Work to complete: The output should be every line below that includes the word "Modem".

..........

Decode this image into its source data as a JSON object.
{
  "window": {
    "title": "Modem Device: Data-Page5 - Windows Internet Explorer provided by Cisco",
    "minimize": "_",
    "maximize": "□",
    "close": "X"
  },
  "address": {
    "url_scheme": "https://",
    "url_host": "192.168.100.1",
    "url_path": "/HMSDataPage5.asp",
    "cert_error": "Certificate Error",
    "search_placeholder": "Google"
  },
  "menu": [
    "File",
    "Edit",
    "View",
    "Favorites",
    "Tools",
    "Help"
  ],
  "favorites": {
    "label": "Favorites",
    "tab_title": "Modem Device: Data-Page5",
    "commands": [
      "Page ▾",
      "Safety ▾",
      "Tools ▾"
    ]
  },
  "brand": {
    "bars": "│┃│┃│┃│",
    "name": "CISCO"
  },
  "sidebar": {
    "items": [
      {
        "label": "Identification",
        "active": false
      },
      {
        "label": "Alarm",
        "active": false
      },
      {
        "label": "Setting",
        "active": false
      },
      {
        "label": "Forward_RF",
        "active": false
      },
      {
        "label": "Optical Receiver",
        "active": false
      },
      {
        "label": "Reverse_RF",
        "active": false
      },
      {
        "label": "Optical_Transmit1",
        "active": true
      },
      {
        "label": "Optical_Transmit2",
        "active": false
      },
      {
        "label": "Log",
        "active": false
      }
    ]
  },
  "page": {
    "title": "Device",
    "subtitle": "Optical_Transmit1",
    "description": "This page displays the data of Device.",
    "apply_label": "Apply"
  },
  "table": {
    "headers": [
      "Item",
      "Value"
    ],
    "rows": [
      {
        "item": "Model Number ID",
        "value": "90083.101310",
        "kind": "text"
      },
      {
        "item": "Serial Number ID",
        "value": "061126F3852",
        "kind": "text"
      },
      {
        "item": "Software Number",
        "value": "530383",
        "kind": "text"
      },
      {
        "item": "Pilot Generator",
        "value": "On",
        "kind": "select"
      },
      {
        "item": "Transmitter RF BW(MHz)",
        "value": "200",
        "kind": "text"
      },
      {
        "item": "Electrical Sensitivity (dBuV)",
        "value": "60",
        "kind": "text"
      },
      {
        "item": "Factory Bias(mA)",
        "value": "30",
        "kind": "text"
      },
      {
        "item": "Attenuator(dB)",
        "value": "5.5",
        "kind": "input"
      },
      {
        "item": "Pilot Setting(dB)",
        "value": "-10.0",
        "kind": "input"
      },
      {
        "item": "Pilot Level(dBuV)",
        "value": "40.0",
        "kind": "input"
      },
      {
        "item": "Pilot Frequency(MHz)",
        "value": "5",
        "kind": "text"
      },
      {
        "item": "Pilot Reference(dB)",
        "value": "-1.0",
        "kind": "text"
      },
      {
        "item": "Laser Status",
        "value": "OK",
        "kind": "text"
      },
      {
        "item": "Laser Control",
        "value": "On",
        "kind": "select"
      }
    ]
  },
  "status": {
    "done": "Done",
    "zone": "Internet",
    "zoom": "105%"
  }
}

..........

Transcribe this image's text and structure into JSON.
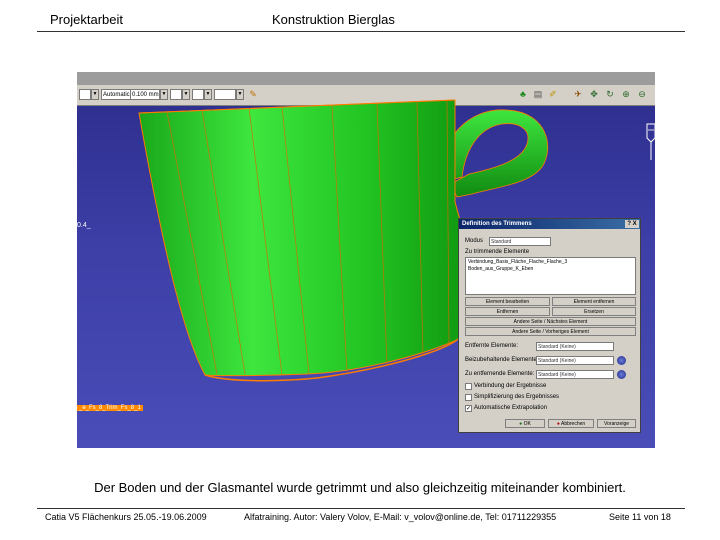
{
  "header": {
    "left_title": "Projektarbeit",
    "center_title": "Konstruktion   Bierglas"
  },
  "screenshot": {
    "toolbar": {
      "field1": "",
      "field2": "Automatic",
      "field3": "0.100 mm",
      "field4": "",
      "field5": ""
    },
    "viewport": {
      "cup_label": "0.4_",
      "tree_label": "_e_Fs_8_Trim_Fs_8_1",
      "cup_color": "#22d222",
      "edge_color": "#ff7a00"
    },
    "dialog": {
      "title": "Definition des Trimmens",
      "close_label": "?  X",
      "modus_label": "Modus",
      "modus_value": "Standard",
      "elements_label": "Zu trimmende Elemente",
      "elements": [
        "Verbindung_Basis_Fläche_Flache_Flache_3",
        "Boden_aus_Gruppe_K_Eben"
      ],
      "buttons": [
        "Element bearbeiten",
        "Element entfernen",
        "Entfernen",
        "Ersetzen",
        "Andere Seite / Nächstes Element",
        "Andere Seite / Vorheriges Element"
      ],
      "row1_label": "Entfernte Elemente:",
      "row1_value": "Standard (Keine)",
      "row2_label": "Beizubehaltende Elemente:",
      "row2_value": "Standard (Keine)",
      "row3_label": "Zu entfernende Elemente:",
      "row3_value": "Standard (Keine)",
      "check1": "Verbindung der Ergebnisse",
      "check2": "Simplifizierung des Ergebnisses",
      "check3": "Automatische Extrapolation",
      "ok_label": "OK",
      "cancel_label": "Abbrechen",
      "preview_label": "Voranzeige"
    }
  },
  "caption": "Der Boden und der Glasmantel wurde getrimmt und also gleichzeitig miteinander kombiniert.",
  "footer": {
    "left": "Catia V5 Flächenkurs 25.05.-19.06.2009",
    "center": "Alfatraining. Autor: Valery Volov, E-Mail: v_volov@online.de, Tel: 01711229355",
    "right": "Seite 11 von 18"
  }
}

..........

Written solution:
    "title": "Modem Device: Data-Page5 - Windows Internet Explorer provided by Cisco",
    "tab_title": "Modem Device: Data-Page5",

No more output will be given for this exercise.